In addition, recent work suggests using 4-D flow acquisitions for 3-D printing combining flow measurements, anatomical assessment and simulation for surgical planning, or using computational fluid dynamics for optimised 4-D flow applications with higher resolution, shorter scan times, and accurate quantification of physiological parameters [58, 59].

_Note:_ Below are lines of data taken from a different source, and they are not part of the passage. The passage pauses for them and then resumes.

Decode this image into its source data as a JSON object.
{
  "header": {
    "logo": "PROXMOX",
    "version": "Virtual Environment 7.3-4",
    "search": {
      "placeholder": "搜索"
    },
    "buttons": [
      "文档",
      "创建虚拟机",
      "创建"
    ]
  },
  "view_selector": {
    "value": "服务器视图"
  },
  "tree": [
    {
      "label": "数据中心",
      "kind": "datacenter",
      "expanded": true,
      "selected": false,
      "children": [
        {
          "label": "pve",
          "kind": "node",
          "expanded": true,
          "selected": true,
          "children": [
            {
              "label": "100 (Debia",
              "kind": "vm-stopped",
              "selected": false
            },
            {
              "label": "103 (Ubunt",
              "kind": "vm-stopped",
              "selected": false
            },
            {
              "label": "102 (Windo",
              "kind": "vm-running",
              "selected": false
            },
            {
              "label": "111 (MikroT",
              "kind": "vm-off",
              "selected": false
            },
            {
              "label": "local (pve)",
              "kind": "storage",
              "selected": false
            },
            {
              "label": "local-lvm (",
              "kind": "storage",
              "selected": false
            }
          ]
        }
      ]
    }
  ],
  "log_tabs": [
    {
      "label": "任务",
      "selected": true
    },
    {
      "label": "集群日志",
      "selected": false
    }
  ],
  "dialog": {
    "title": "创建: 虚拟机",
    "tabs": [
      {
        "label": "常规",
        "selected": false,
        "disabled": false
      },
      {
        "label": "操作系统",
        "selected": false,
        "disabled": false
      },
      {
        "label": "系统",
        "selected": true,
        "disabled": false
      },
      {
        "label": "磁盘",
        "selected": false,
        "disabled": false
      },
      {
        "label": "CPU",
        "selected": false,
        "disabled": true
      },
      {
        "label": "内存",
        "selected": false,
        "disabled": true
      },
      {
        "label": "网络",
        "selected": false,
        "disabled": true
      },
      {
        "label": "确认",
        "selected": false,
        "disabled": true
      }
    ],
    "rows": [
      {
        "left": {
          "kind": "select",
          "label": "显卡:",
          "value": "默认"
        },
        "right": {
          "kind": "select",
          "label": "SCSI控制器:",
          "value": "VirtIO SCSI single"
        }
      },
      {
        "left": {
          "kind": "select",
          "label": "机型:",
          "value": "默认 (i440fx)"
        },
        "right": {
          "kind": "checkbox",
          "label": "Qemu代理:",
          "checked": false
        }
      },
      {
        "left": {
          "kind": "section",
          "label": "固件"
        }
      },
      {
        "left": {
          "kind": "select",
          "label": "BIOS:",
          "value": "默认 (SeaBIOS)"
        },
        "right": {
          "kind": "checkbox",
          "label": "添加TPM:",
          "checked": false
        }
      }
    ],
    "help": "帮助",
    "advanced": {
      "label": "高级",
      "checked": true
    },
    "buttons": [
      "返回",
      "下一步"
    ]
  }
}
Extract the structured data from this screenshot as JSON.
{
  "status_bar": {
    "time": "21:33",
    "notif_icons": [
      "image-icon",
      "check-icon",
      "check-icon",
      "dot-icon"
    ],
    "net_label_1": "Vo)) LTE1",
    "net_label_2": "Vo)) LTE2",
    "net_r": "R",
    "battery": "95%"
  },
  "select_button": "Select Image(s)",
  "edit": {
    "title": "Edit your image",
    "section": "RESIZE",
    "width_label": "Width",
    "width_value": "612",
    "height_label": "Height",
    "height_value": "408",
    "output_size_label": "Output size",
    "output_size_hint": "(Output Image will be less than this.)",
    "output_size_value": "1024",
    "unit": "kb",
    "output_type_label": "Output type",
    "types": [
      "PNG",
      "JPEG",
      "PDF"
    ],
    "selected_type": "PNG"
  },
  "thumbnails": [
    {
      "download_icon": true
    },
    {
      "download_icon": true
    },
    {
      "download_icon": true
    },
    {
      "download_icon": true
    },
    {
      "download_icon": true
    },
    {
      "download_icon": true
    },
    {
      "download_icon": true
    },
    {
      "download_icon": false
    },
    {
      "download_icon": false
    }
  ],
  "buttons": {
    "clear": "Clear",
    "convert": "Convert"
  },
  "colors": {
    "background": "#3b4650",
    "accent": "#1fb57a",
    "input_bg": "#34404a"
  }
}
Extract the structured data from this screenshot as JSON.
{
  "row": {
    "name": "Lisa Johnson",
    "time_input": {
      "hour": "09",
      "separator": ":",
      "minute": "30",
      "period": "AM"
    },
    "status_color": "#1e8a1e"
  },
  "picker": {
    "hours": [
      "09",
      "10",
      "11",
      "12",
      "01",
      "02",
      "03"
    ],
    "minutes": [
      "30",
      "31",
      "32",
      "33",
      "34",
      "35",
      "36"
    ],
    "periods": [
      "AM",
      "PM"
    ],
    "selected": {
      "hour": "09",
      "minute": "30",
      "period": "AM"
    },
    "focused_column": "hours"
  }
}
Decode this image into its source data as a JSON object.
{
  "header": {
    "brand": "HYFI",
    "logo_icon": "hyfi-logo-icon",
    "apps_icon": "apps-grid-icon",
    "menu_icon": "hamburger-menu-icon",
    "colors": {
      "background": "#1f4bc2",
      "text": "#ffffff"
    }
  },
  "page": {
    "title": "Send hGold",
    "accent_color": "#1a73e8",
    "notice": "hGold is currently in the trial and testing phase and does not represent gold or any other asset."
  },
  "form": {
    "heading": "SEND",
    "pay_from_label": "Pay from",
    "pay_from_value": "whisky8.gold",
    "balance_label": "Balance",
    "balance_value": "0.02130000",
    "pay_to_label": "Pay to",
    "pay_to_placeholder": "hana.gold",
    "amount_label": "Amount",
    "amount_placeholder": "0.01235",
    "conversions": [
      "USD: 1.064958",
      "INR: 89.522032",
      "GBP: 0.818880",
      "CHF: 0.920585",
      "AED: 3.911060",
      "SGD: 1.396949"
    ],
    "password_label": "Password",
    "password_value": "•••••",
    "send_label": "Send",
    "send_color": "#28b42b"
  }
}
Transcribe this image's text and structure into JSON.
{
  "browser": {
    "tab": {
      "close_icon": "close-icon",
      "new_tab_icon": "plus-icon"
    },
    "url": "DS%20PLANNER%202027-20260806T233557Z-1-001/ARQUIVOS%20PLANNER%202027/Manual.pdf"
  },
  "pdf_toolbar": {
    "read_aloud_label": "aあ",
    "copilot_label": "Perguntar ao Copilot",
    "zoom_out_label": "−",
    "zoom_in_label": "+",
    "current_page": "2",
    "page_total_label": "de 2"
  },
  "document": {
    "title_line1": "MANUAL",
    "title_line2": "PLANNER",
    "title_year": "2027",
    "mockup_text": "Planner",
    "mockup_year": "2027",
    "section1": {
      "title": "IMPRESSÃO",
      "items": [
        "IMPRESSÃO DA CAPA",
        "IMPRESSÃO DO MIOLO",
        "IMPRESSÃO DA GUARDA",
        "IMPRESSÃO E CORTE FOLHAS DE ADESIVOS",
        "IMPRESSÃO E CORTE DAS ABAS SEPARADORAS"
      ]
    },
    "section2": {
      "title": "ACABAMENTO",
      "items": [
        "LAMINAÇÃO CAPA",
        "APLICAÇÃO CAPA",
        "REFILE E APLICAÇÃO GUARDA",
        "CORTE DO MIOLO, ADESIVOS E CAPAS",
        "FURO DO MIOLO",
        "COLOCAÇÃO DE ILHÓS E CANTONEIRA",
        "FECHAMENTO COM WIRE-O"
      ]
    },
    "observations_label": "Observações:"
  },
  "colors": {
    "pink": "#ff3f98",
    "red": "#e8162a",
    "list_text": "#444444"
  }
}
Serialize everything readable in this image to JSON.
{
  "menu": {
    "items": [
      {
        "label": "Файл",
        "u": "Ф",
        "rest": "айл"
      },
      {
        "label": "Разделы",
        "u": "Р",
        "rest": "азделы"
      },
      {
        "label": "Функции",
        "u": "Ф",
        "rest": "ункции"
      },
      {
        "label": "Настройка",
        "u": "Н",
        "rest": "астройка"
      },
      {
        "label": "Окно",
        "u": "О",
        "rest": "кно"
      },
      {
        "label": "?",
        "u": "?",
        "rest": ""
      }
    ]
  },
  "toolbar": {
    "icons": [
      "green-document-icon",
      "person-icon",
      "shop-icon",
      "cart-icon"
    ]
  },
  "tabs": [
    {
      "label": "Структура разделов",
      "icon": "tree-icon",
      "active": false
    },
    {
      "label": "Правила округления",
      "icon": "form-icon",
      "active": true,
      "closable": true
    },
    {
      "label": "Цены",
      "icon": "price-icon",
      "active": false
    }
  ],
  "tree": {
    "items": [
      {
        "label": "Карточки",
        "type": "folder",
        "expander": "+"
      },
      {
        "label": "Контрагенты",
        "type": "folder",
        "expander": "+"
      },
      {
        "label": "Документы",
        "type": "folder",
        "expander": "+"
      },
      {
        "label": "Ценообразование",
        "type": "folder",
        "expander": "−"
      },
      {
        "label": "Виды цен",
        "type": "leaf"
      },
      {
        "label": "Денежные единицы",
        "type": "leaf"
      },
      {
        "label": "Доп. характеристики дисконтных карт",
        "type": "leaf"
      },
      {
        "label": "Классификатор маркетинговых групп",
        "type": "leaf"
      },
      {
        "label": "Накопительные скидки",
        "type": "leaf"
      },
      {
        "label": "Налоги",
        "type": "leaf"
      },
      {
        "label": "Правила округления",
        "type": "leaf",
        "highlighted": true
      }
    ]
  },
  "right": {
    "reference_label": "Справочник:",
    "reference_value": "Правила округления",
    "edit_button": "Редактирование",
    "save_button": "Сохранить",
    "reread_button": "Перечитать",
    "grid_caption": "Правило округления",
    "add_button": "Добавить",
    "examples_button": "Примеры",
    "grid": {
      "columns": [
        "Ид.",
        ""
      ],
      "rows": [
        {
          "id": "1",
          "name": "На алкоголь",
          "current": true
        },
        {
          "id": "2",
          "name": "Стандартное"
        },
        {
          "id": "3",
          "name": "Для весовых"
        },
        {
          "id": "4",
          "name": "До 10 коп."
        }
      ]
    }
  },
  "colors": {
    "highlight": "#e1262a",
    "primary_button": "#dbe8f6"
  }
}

As 4-D flow MRI facilitates flow acquisition and assessment in children with CHD in daily routine, it has the potential to become a clinical alternative to 2-D phase-contrast measurements. Four-dimensional flow MRI is easy to perform in neonates and young children by adequate adjustment of sequence parameters, and provides impressive image quality that can be well visualised with the currently available post-processing software. The most important advantage is the ability to retrospectively assess virtually any vessel of interest within the acquired 3-D data. We consider 4-D flow MRI as an important supplement to other MRI sequences and have implemented the sequence in our standard CHD protocols. Despite the additional scan duration and post-processing on the order of several minutes, we believe that 4-D flow, used in clinical routine in all children undergoing CMR before surgery and during follow-up, has the potential to improve individualised management and become indispensable for individual risk stratification.